Dear Current Employer,
You have on the walls of the breakroom a list of employees who are first aid and CPR certified. I am appreciative of this list as it allows me and the rest of your employees to locate someone who might be able to revive a person in severe trouble. I’m sure you are confident that this list is more or less complete. You are wrong.
You see, I too am both first aid and CPR certified. I occasionally work for a nanny agency, and it is required that I maintain certification in order to watch children. However, I would ask that you not jump the gun and put my name on the list. This may seem a puzzling request, but I assure you: letting others know that I’m certified would not be a wise move.
No, I’m not some sort of CPR ninja who is forced by oath to keep her secrets. I am also not an overly modest, life-saving machine who rescues multiple people a week with her superb first aid skills. In fact, the reason I have not offered my services to you or any of my fellow coworkers is far less glamorous: I am simply not confident that I could properly perform CPR on anyone. Ever.
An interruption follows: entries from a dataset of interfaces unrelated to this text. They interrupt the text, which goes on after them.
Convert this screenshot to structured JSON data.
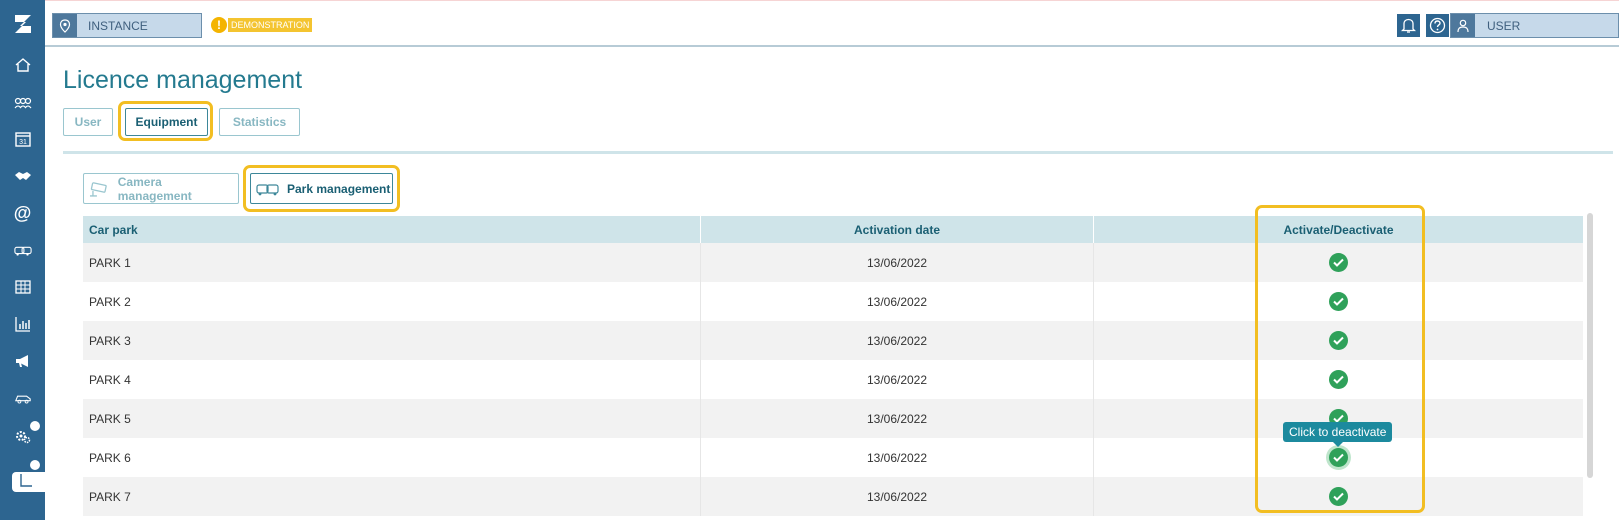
{
  "topbar": {
    "instance_label": "INSTANCE",
    "demo_label": "DEMONSTRATION",
    "user_label": "USER",
    "icons": [
      "location-pin-icon",
      "warning-icon",
      "bell-icon",
      "help-icon",
      "user-icon"
    ]
  },
  "sidebar": {
    "items": [
      "home-icon",
      "groups-icon",
      "calendar-icon",
      "handshake-icon",
      "at-icon",
      "vehicles-icon",
      "table-icon",
      "bar-chart-icon",
      "megaphone-icon",
      "car-icon",
      "settings-icon",
      "sub-item-icon"
    ],
    "calendar_number": "31",
    "at_symbol": "@"
  },
  "page": {
    "title": "Licence management",
    "tabs": [
      "User",
      "Equipment",
      "Statistics"
    ],
    "active_tab": "Equipment"
  },
  "subtabs": {
    "camera": "Camera management",
    "park": "Park management",
    "active": "Park management"
  },
  "table": {
    "columns": [
      "Car park",
      "Activation date",
      "Activate/Deactivate"
    ],
    "rows": [
      {
        "name": "PARK 1",
        "date": "13/06/2022",
        "active": true
      },
      {
        "name": "PARK 2",
        "date": "13/06/2022",
        "active": true
      },
      {
        "name": "PARK 3",
        "date": "13/06/2022",
        "active": true
      },
      {
        "name": "PARK 4",
        "date": "13/06/2022",
        "active": true
      },
      {
        "name": "PARK 5",
        "date": "13/06/2022",
        "active": true
      },
      {
        "name": "PARK 6",
        "date": "13/06/2022",
        "active": true
      },
      {
        "name": "PARK 7",
        "date": "13/06/2022",
        "active": true
      }
    ]
  },
  "tooltip": "Click to deactivate",
  "colors": {
    "sidebar": "#2d6590",
    "accent": "#247a8f",
    "highlight": "#f2be22",
    "check": "#2fa15a"
  }
}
The problem is this: the CPR class I took was a scattered and packed three-hour formality adhered to so I could start my then-assumed posh life as a nanny. I was definitely more focused on the hopes of higher wages, a relaxed dress code, and flexible hours than I was on learning the ABCs of CPR. Though I am truly concerned with the health and well-being of those around me, I do not feel this brief overview of techniques was sufficient to teach me to save another person’s life.
Yes, I worked for over an hour attempting to breathe life into a plastic dummy. I absolutely followed all of the steps that were given to me, and probably could have passed a test on the subject later that day or even the following day. However, this is the type of information that withers and dies when left to rot away without practice in the corners of the mind. And, let’s face it: properly breathing into someone else’s mouth to revive them isn’t exactly something most people practice daily.
So, yes, I theoretically know how to perform CPR. However, I have absolutely no confidence that any of my training will come back to me if someone were to have some sort of traumatic episode. As a result of my own inadequacy in this area, I choose to politely decline any offered inclusion on the aforementioned list.
I also may begin declining jobs which entail watching children who have a large chance of ceasing to breathe.
Thank you for your time and understanding. I wish you the best in finding people who have proper training.